If we had to face a costly war to save our Colony or the Empire from danger, we should not hesitate about the cost; can we not face the cost for such an object as I have indicated? Or was I right in my pessimistic suggestion that most wars were not philanthropic or patriotic, but commercial? And even if I was right, surely if we can face the enormous expense of war for commercial reasons, we
should not shrink from the cost of a peaceful experiment which, if successful, would bring with it more blessings and more prosperity than the most successful war.

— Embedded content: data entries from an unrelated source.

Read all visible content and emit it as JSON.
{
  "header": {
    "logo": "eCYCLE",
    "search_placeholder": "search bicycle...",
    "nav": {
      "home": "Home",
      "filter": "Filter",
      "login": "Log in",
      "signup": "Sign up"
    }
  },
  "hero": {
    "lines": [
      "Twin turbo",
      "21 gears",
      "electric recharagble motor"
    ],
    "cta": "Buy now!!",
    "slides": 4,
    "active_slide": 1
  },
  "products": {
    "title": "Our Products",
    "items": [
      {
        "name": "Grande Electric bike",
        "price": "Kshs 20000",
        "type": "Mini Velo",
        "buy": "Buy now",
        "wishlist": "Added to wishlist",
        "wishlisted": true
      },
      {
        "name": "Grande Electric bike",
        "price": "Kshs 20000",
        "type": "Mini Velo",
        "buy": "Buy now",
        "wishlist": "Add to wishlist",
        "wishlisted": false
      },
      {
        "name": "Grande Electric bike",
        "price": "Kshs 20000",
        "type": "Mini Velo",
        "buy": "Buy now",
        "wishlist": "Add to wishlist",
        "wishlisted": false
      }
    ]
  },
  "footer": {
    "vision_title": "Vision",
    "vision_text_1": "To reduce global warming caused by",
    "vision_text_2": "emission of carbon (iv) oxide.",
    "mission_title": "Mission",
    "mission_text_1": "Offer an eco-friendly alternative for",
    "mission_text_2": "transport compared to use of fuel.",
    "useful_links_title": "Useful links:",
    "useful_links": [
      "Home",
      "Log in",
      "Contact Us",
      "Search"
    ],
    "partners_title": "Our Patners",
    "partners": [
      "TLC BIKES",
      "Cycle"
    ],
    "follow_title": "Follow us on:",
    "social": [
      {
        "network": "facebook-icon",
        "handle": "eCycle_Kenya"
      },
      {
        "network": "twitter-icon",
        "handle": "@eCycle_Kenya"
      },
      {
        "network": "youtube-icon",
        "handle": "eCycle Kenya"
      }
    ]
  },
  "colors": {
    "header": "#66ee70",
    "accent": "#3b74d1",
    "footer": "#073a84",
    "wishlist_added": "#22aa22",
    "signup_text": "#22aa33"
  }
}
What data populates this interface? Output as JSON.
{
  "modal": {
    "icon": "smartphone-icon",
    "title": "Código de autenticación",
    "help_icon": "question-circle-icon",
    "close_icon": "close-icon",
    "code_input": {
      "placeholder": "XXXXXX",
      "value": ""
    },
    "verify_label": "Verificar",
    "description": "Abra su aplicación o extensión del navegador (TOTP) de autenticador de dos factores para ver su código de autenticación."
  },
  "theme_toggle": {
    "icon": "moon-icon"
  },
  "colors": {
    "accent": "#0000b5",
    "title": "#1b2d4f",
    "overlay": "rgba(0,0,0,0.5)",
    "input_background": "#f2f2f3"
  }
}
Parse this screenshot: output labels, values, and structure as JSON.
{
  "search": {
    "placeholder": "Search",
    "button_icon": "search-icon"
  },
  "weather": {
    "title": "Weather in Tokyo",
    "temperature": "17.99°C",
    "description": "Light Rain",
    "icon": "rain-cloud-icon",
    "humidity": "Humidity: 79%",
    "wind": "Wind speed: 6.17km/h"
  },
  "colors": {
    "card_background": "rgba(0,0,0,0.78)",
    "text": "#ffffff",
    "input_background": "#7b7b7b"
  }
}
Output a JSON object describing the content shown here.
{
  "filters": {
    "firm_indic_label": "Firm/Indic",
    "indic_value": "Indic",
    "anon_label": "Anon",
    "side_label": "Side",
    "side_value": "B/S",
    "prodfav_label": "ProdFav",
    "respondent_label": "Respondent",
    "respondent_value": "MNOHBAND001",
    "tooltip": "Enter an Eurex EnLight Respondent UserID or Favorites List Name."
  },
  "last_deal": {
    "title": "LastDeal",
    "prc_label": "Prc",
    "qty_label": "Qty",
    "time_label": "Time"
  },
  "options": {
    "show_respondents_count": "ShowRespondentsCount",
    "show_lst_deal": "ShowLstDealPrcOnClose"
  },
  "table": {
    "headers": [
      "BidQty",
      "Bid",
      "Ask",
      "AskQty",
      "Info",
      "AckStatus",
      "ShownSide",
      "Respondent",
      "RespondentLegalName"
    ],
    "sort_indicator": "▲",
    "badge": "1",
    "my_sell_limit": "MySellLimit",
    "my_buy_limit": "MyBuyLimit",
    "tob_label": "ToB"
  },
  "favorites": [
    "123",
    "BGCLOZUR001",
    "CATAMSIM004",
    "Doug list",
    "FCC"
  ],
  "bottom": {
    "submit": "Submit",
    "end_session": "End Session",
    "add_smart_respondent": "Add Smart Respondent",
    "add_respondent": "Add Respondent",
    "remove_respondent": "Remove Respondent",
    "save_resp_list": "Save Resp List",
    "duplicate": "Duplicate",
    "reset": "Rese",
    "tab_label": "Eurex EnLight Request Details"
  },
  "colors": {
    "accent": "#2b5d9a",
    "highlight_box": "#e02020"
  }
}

I have finished, because my time, not my subject, is exhausted. You may disagree with every word I have said, you may disprove almost every statement I have made, but you cannot get away from the fact that this problem of what to do with our unemployed is one of the most important, if not the most important, problem with which we have to deal. And as such I make no apology for thrusting it before you and saying think about it, look at it fairly and earnestly, and see if nothing can be done. The gold output, Chinese labour, the Customs tariff, the prospects of the share market, may be of extreme interest to some of us personally, but the problem of the unemployed is one which affects us all, and on the solution of which the prosperity or otherwise of unborn generations depends. Many of the greatest advances made in the last century, and particularly in the latter half of the century, have been due to the discovery of the means of utilising various waste products of industry. It is for this century to find the means of utilising that waste product of our industrial system as a whole, unemployed labour," and so put an end to the misery and degradation, almost inevitable for those who "out of work,' are as well as to the present enormous Economic Waste.